These were our problems. We dug our own grave. We should’ve used SQLAlchemy. We should’ve built stronger service separations. But we didn’t. Blame us, blame Twisted, blame Django, blame whatever you like, but thats where we were.

We knew by April 2011 that the combination of new requirements and a legacy code base meant we needed to make some changes, but we also didn’t want to fall into a “Version 2.0” syndrome and over engineering every component.

Picking the Platform.

We wanted some science behind this kind of decision, but unfortunately this decision is about programming languages, and everyone had their own opinions.

We wanted to avoid “just playing with new things”, because at the time half our team was enamored with Go Lang. We were also very interested in Python Gevent, since OpenStack Nova had recently switched to it from Twisted Python.

We decided to make a spreadsheet of the possible environments we would consider using for our next generation product.
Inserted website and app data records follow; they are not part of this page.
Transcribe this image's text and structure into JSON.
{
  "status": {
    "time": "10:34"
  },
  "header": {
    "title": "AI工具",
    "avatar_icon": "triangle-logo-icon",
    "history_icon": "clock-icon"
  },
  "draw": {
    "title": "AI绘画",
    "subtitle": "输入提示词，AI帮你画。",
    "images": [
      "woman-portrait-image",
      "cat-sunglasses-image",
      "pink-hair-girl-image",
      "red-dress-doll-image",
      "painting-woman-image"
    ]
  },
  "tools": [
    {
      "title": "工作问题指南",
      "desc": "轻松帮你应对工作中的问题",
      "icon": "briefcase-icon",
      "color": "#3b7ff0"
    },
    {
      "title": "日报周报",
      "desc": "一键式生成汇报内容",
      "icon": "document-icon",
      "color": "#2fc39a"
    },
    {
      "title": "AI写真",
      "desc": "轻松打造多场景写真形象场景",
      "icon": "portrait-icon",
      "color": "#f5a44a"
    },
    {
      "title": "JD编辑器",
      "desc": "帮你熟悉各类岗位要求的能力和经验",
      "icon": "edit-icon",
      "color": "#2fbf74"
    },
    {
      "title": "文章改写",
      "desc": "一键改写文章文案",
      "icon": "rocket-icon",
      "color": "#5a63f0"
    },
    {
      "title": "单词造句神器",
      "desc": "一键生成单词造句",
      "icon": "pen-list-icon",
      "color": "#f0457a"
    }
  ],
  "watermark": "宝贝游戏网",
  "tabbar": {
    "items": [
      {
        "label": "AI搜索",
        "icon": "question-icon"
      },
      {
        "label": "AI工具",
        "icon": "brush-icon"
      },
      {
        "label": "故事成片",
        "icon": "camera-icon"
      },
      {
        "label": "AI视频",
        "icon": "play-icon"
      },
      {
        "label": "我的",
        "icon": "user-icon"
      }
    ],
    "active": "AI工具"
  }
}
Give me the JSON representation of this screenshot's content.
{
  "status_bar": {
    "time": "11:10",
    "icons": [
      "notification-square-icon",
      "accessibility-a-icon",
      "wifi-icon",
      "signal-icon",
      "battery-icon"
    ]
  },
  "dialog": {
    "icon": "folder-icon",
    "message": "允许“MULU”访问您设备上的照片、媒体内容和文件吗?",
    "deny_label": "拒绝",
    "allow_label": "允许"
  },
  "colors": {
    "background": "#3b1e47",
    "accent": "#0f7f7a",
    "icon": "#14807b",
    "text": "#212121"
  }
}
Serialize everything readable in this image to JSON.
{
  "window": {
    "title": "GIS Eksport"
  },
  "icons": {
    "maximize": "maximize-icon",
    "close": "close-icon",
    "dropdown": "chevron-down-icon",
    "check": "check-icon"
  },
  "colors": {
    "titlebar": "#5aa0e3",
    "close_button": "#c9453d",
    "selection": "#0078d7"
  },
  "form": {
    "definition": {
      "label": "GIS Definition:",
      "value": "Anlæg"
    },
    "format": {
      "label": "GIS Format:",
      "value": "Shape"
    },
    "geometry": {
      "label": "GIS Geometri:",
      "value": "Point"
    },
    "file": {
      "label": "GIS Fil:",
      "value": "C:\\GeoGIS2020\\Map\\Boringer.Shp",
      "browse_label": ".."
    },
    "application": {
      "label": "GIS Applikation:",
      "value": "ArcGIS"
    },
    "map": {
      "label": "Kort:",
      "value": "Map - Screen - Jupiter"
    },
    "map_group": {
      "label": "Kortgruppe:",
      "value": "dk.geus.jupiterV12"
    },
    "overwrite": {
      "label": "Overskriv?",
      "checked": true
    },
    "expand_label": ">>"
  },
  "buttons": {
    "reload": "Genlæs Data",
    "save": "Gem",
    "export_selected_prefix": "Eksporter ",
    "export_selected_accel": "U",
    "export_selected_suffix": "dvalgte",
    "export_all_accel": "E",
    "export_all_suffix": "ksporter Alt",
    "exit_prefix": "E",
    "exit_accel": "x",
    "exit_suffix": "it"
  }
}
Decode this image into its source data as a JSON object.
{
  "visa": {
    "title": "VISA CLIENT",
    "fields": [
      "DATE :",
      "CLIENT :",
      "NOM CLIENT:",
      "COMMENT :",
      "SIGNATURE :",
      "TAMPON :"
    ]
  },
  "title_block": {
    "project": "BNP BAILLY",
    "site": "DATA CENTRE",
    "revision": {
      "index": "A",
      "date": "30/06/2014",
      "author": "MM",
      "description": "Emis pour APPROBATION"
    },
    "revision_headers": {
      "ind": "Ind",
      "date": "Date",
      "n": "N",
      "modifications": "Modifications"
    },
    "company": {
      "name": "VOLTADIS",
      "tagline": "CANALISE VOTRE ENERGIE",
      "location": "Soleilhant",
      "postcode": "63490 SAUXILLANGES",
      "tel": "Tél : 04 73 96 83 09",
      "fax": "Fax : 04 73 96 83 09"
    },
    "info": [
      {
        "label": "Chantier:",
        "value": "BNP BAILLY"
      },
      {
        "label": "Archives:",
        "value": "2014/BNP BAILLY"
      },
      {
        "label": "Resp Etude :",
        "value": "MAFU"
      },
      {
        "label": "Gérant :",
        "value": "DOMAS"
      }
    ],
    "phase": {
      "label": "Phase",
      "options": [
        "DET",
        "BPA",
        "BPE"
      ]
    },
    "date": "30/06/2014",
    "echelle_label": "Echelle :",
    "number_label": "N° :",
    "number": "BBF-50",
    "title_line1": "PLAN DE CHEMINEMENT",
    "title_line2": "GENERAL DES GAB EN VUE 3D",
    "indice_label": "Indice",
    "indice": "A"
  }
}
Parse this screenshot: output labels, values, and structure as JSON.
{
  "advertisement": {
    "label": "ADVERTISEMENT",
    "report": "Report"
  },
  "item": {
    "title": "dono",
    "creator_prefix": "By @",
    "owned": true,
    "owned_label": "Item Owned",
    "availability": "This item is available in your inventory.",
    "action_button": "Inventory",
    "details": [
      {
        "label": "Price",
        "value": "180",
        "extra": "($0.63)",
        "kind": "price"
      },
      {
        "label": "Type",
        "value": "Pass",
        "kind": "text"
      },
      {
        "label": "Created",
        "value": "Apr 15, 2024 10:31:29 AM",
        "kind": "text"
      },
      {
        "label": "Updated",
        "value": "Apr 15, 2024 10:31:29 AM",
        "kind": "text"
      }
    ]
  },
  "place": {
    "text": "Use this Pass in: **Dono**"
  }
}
The inputs were:

  • Community
  • Velocity
  • Correctness (aka, static typing-like things)
  • Debuggability/Tooling
  • Downtime/Compile Time
  • Libraries (Standard/External)
  • Testability
  • Team Experience
  • Performance
  • Production

We setup the spreadsheet so we could change the weight of each category. This let us play with our feelings, what if we only cared about developer velocity? What if we only cared about testability?

Our conclusion was, that it came down to was a choice between the JVM platform and Node.js. It is obvious that the JVM platform is one of the best ways to build large distributed systems right now. Look at everything Twitter, LinkedIn and others are doing. I personally have serious reservations about investing on top of the JVM, and Oracles recent behavior (here, here) isn’t encouraging.

After much humming and hawing, we picked Node.js.

After picking Node.js, other choices like using Apache Cassandra for all data storage were side effects — there was nothing like SQL Alchemy for Node.js at the time, so we were on our own either way, and Cassandra gave us definite improvements in operational overhead of compared to running a large number of MySQL servers in a master/slave configuration.

Node.js? It has nested callbacks everywhere, thats ugly!

I think this is one of the first complaints people lob at Node.js when they just start. It makes a regular occurrence on the users mailing list — people think they want coroutines, generators or fibers.

I believe they are wrong.

The zen of Node.js is its minimalist core, both in size and in features. You can read the core lib Javascript in a day, and one more day for the C++. Don’t venture into v8 itself, that is a rabbit hole, but you can pretty quickly understand how Node.js itself works.

Our experience was that we just needed to pick one good tool to contain callback flows, and use it everywhere.

We use @Caolan’s excellent Async library. Our code is not 5 level deep nested callbacks.

We currently have about 45,000 lines of Javascript in our main repository. In this code base, we have used the async library as our only flow control library. Our current use of the library in our code base:

  • async.waterfall: 74
  • async.forEach: 55
  • async.forEachSeries: 21
  • async.series: 8
  • async.parallel: 4
  • async.queue: 3

I highly suggest, that if you are unsure about Node.js and are going to do an experiment project, make sure you use Async, Step, or one of the other flow control modules for your experiment. It will help you better understand how most larger Node.js applications are built.


In the end, we had new requirements. We re-evaluated what platforms made sense for us to build a next generation product on. Node.js came out on top. We all have our biases, and our preferences, but I do believe we made a reasonable choice. Our goal in the end is still to move our product forward, and improve our business. Everything else is just a distraction, so pick your platform, and get real work done.

PS: If you haven’t already read it, read SubStack’s great the node.js aesthetic post.

Written by Paul Querna, CTO @ ScaleFT. @pquerna